__Assignment__. What is the number of lines in the records below holding the string "config"? Reply with it and nothing else.

[[ Extracted records open ]]

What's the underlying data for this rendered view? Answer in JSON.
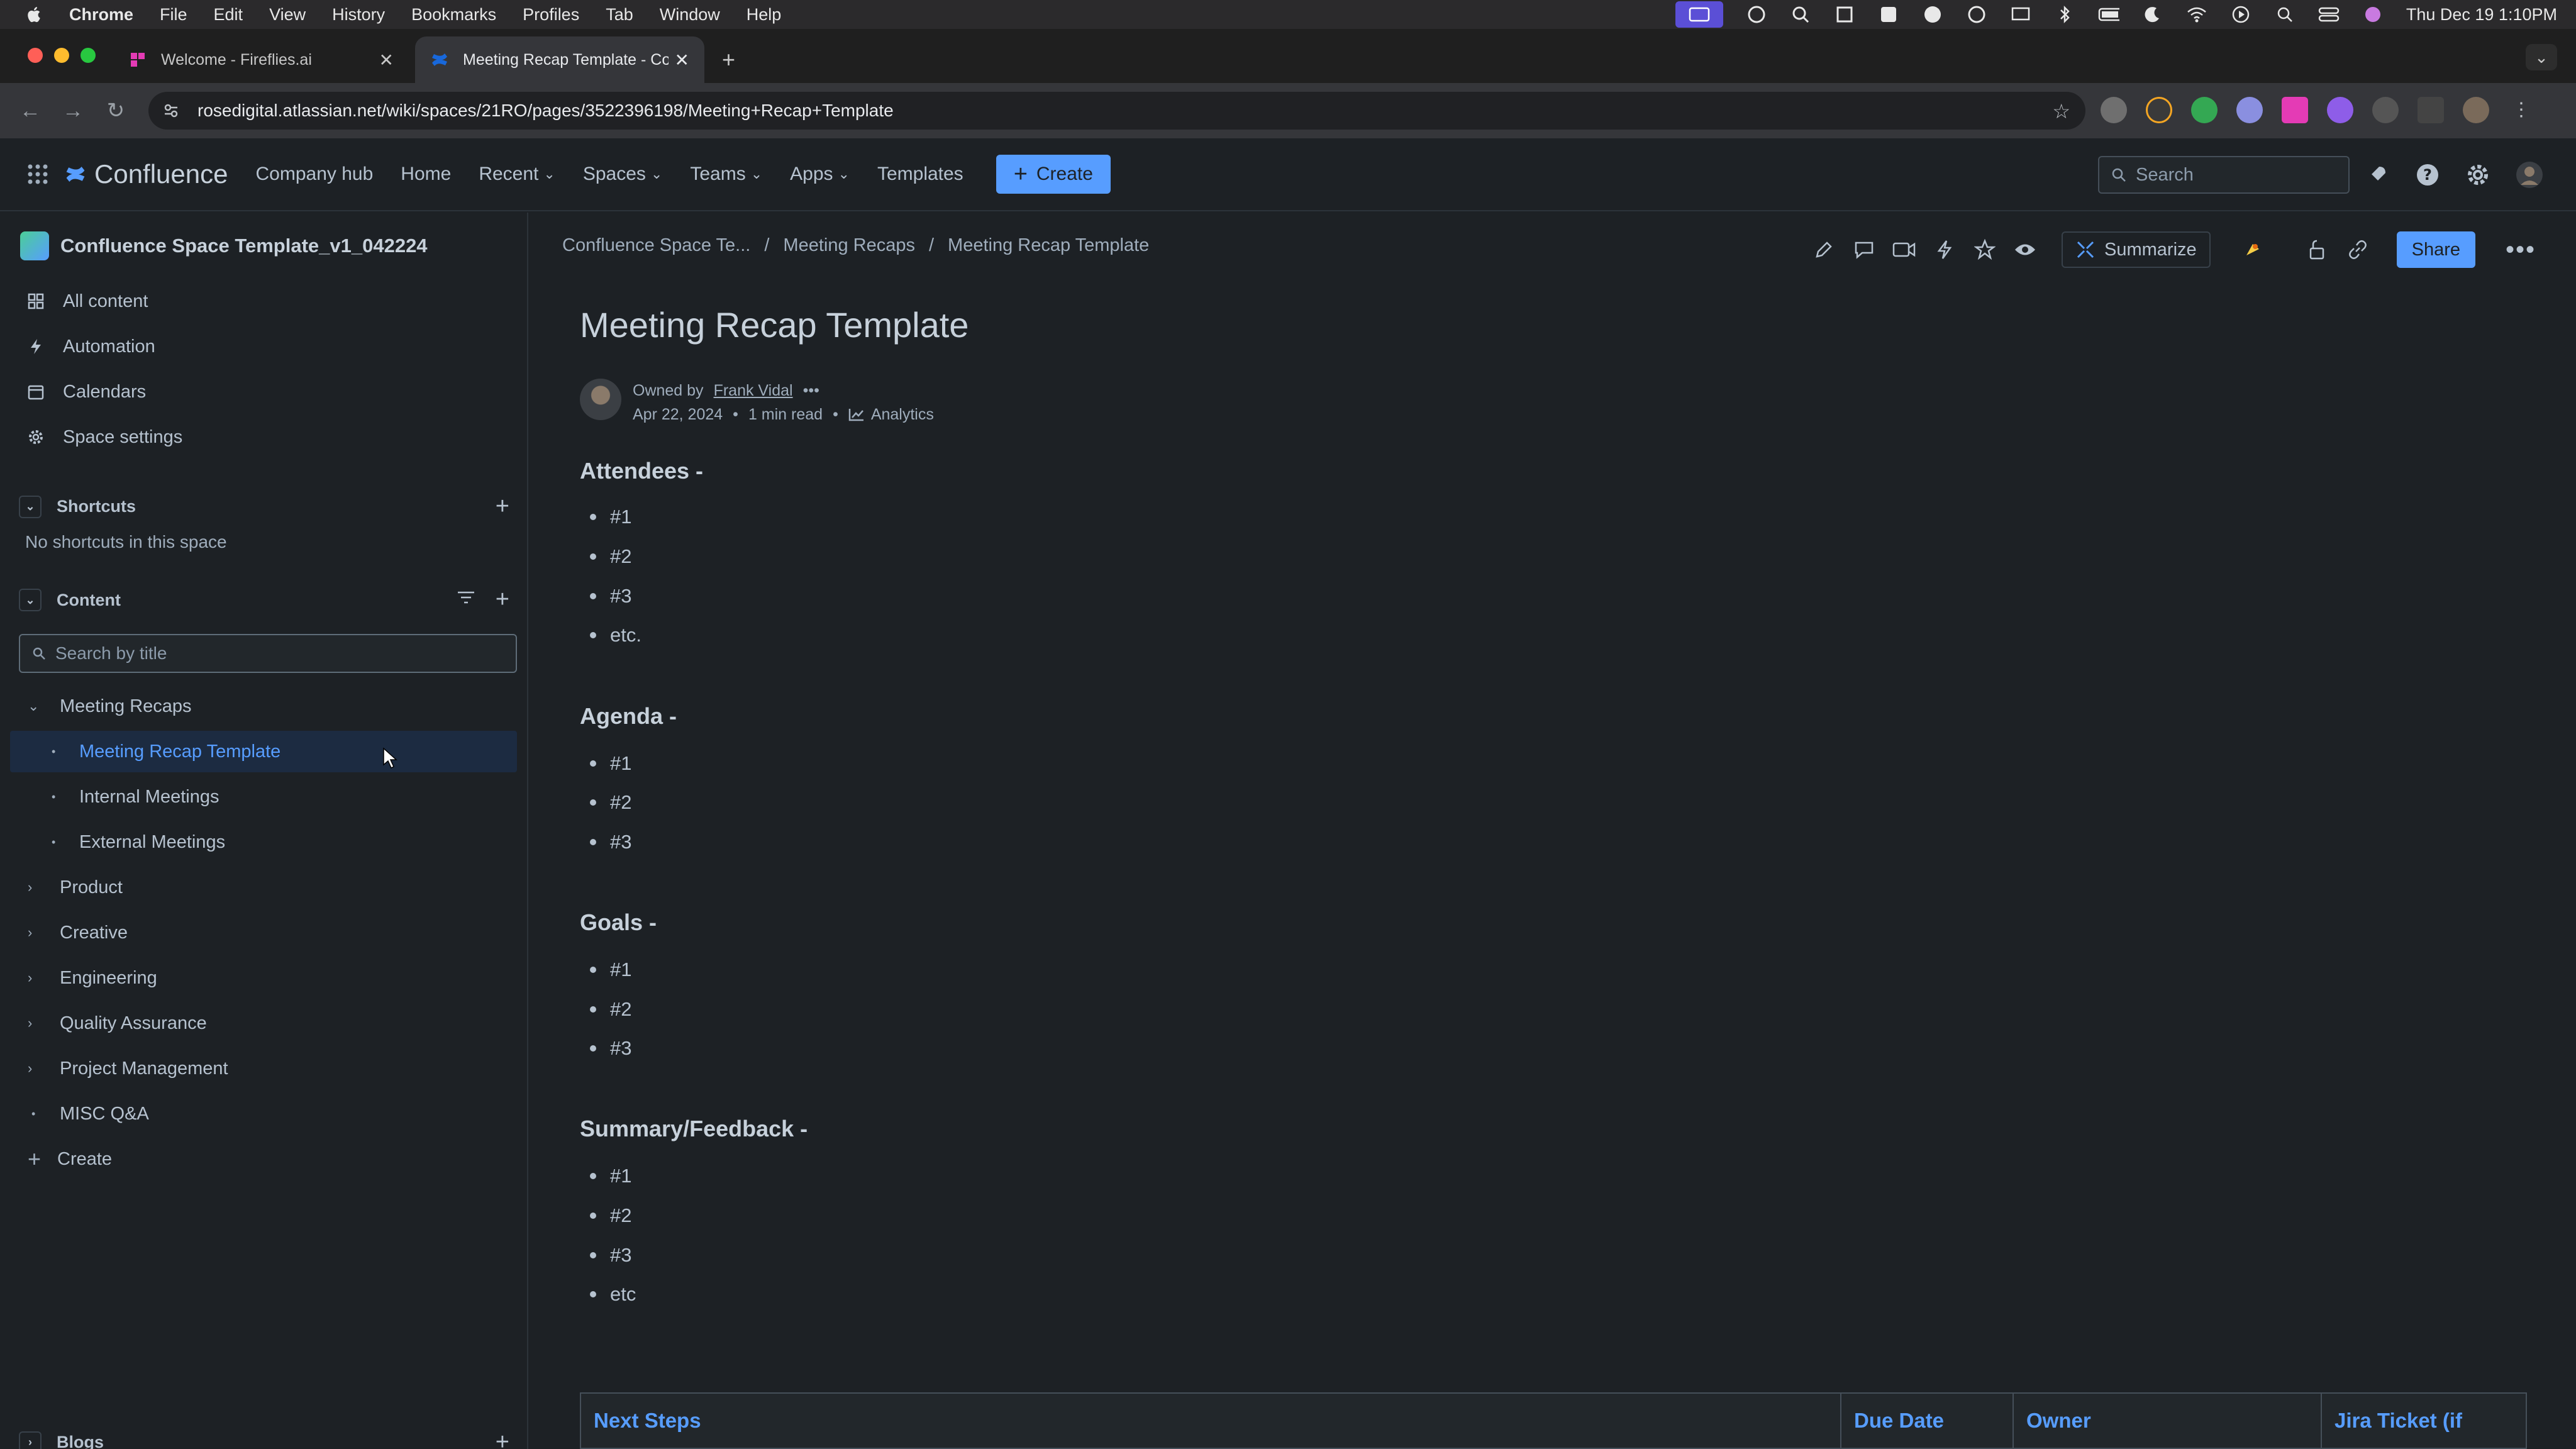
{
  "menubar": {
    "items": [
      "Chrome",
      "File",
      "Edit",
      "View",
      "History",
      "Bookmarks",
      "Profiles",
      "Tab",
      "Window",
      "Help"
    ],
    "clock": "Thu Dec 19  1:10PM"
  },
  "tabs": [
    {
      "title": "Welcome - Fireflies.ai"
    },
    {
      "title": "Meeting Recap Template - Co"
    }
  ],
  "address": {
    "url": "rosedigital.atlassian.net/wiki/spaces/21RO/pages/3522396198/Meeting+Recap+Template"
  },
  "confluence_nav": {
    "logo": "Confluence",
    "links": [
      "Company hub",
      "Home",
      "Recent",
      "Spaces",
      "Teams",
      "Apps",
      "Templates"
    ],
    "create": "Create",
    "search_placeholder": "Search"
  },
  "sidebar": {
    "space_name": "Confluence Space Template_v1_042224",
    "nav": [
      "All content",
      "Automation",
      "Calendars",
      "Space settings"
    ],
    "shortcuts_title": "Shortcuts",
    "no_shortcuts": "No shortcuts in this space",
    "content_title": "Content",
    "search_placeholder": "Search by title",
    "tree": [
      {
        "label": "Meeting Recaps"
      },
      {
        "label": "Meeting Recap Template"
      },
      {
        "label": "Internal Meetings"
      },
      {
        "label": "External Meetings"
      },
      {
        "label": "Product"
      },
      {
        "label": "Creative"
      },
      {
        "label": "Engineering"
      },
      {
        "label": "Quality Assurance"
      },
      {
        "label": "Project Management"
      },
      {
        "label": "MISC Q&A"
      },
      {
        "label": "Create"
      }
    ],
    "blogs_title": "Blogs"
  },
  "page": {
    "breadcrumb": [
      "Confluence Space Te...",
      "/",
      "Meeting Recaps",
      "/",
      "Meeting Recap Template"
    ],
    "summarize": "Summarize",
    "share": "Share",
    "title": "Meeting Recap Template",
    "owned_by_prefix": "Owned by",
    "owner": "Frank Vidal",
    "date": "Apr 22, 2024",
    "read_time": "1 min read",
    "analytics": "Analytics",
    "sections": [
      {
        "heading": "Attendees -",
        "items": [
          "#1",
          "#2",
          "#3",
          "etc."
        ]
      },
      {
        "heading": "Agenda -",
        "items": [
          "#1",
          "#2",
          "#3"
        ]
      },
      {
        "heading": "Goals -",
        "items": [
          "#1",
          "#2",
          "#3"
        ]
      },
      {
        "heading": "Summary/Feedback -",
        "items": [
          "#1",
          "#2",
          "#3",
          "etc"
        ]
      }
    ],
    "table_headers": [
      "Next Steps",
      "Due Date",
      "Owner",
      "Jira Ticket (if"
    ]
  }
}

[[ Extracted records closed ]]
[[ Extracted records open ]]

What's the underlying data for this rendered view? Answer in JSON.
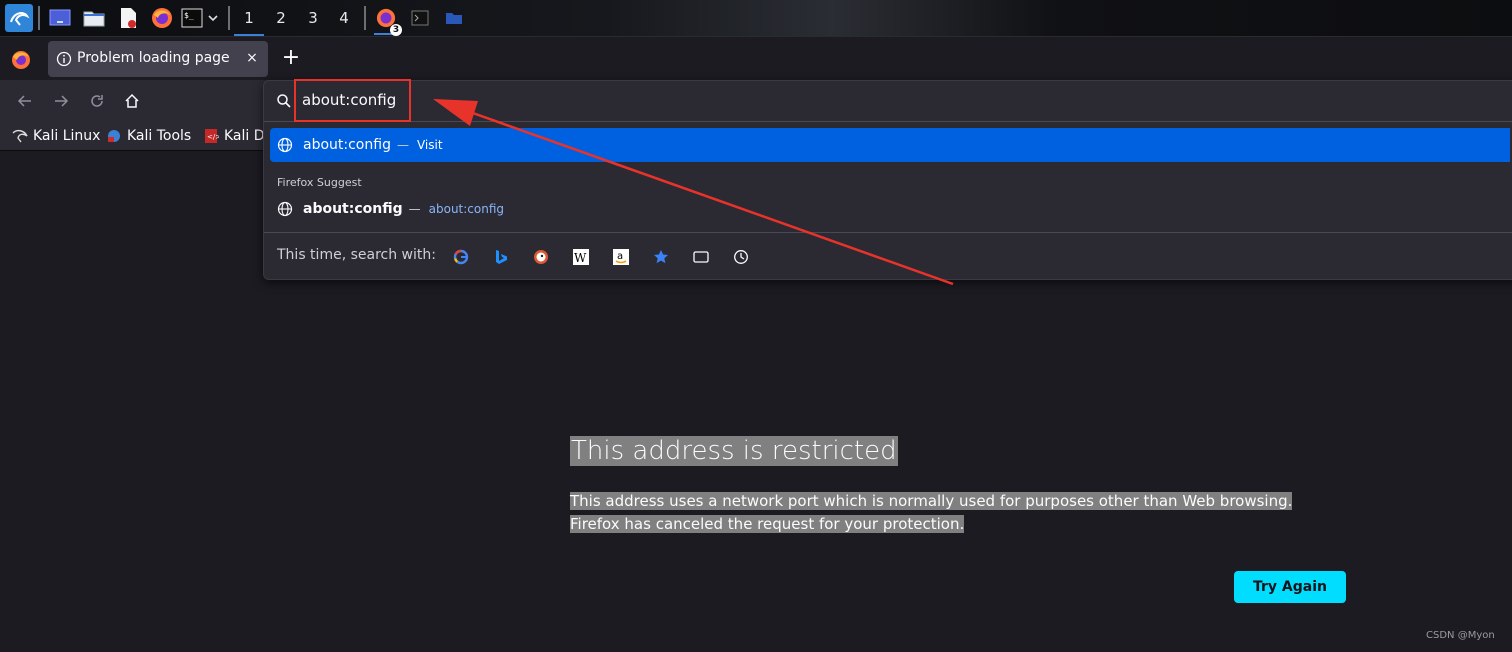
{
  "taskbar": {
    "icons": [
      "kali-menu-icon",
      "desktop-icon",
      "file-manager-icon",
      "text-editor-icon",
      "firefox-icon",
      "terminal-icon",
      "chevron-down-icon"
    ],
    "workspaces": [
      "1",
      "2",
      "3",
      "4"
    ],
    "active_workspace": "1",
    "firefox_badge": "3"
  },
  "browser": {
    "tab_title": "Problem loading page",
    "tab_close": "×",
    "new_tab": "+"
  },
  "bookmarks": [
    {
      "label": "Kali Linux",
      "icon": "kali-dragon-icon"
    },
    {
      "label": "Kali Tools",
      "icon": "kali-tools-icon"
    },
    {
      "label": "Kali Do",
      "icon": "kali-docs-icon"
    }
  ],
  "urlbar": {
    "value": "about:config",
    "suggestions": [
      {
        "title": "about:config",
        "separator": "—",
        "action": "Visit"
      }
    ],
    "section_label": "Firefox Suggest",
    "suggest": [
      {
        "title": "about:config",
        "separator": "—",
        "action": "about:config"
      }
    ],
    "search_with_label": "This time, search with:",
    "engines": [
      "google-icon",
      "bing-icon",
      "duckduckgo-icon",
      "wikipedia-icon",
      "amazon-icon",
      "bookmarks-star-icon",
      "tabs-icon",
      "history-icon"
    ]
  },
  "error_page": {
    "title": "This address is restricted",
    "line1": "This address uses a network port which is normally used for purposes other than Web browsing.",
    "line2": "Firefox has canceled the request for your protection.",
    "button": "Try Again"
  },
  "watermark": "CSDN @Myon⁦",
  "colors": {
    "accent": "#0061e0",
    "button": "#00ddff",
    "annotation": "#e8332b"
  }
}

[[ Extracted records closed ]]
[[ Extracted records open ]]

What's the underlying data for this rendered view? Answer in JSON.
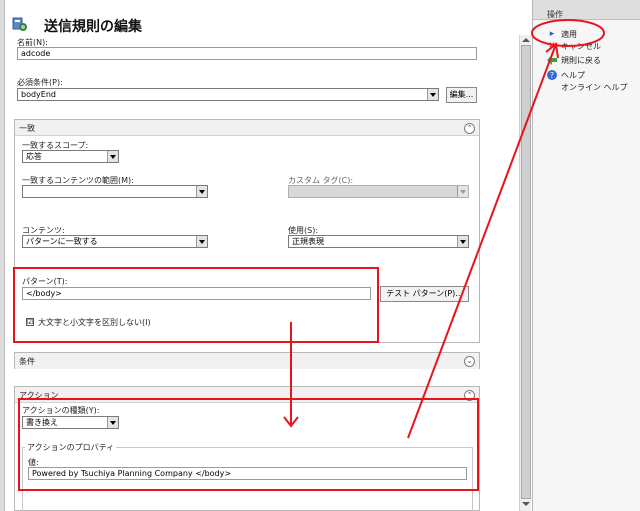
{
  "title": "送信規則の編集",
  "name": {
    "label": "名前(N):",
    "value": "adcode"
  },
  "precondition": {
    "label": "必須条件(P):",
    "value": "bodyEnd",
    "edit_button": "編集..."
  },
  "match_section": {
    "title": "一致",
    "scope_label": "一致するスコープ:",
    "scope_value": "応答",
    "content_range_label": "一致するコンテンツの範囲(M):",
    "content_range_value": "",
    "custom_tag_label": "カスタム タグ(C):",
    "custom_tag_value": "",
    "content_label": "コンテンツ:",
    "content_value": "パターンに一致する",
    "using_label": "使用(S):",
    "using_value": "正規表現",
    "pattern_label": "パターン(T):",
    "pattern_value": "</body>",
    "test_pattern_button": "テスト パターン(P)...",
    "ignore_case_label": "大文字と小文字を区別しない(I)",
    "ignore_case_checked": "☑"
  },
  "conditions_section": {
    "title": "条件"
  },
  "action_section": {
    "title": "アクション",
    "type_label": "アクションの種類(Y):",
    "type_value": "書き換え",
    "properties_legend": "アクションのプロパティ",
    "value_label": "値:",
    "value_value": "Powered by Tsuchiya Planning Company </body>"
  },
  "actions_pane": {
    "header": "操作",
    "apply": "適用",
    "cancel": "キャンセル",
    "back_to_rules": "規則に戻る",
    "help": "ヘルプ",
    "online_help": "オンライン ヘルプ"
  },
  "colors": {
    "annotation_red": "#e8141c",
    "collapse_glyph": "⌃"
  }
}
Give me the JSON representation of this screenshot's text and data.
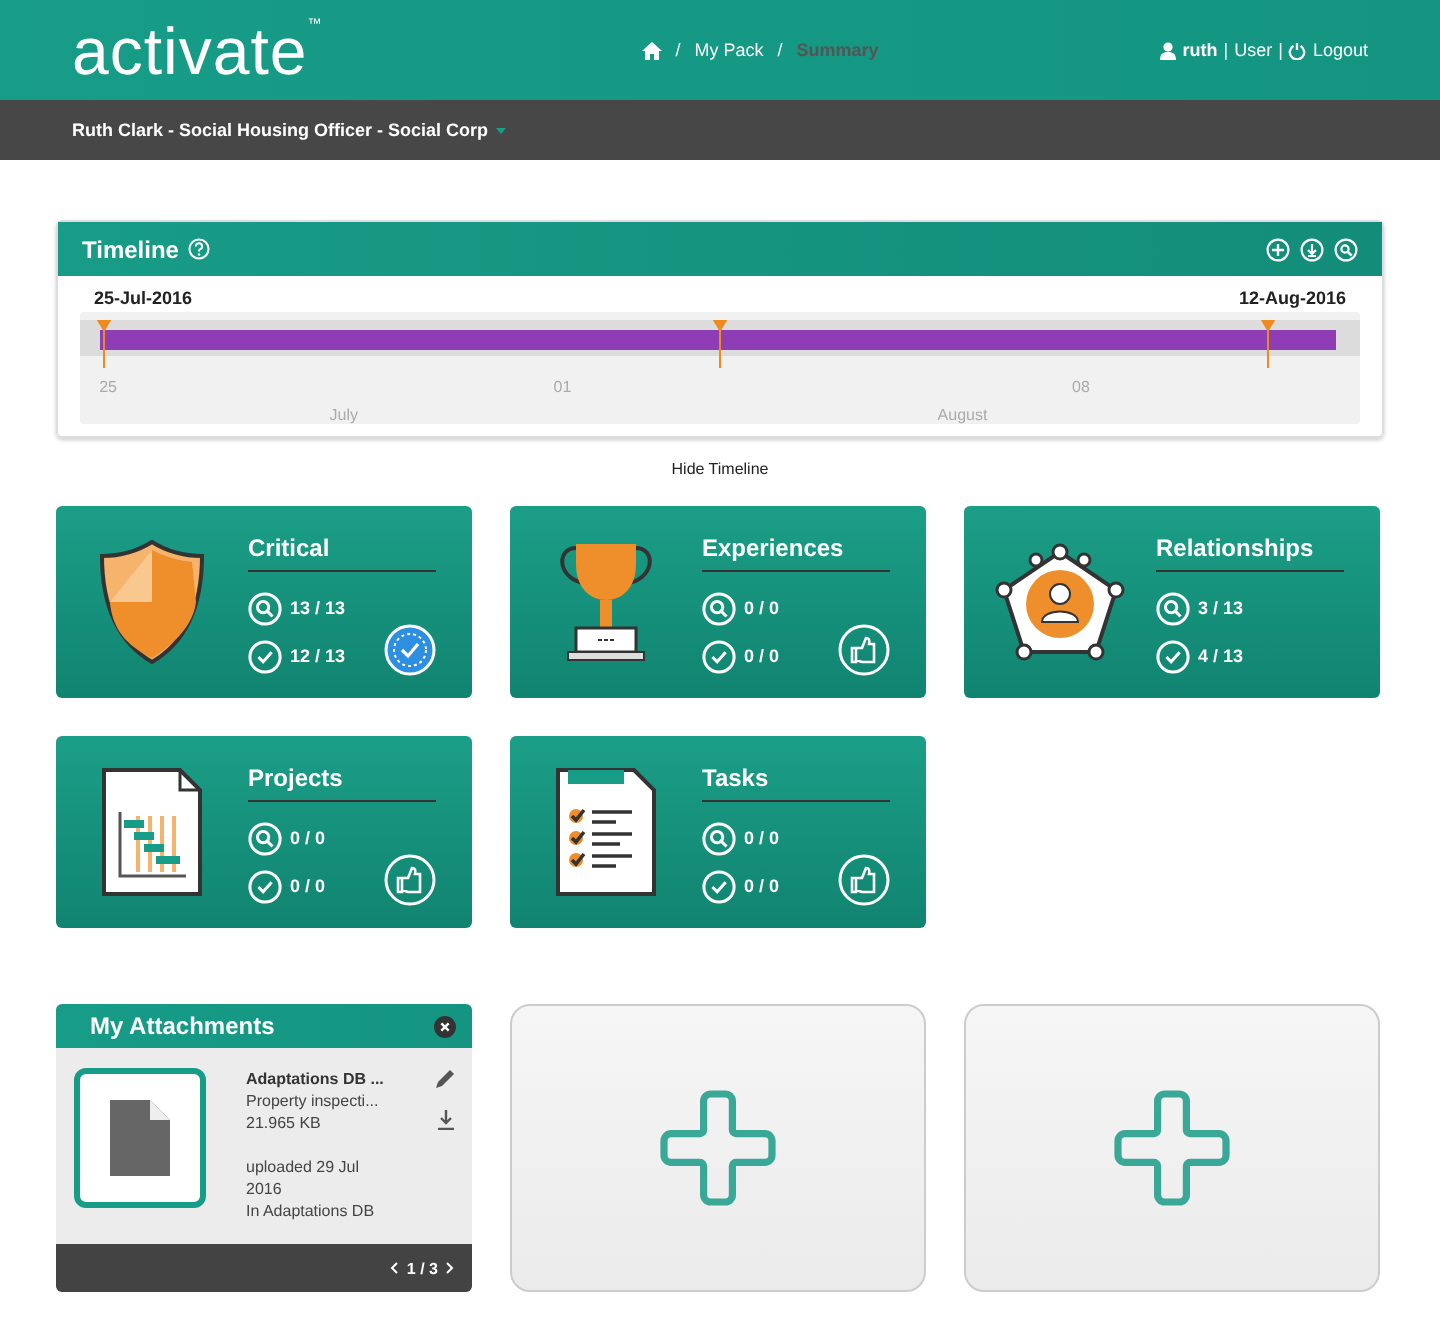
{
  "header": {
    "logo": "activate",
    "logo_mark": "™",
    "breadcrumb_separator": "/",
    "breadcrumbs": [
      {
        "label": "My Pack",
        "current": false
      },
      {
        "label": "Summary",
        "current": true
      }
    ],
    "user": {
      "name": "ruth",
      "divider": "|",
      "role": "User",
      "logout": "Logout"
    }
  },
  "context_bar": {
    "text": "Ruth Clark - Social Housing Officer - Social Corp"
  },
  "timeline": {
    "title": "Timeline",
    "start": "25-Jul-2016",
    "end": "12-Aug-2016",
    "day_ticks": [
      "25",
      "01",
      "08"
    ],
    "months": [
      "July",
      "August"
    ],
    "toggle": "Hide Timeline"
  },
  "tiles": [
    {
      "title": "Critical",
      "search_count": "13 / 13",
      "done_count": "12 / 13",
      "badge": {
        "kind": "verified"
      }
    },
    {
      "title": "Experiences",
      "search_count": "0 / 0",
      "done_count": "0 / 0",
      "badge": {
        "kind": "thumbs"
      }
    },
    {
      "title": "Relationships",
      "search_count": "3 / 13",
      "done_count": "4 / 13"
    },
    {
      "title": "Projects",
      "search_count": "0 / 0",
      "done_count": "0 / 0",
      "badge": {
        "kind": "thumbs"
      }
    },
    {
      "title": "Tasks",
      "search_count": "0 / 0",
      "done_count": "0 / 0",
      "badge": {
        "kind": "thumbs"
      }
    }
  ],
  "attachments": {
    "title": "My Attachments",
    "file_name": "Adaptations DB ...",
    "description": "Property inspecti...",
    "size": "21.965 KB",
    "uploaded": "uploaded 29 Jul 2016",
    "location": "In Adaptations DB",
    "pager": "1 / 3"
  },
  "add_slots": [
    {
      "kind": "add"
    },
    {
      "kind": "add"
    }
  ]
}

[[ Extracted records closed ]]

__Exercise response__. 4